#### WHAT IS REQUIRED
After going through the data below, state how many lines contain "icon", and nothing else.
EXCERPTED DATA: Begin
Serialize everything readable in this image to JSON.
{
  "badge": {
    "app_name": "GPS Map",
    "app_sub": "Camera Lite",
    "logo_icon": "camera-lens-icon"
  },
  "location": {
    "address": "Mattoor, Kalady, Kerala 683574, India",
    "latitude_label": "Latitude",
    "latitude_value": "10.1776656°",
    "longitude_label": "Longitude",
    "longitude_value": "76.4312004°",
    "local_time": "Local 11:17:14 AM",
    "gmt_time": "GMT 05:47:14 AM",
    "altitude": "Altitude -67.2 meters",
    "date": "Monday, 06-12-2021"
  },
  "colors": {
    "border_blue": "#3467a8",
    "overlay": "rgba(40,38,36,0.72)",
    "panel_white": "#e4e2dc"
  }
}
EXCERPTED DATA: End
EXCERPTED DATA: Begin
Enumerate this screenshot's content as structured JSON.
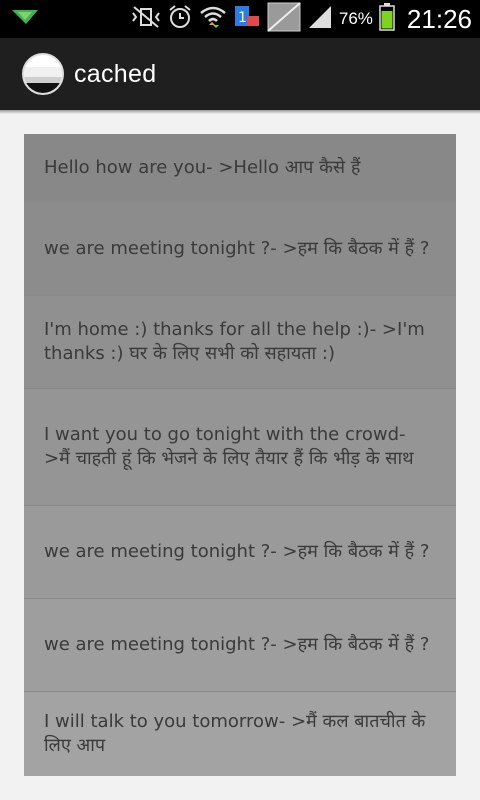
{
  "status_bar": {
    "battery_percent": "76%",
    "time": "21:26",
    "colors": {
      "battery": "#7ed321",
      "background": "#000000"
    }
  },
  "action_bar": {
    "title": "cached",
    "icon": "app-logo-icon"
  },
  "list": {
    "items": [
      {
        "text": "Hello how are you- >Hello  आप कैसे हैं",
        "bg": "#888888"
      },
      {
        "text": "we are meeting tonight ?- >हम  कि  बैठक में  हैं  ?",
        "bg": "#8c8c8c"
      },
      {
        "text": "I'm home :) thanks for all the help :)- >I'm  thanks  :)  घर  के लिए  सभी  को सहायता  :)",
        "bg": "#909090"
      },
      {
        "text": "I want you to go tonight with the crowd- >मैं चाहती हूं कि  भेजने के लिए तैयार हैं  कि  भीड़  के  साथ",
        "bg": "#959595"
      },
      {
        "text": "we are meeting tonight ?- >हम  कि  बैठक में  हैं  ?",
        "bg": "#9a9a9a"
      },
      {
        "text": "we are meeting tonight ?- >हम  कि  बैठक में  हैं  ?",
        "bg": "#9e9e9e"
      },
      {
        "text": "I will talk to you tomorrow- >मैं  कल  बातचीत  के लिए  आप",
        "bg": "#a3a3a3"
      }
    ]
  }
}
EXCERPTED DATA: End
#### TASK SOLUTION
2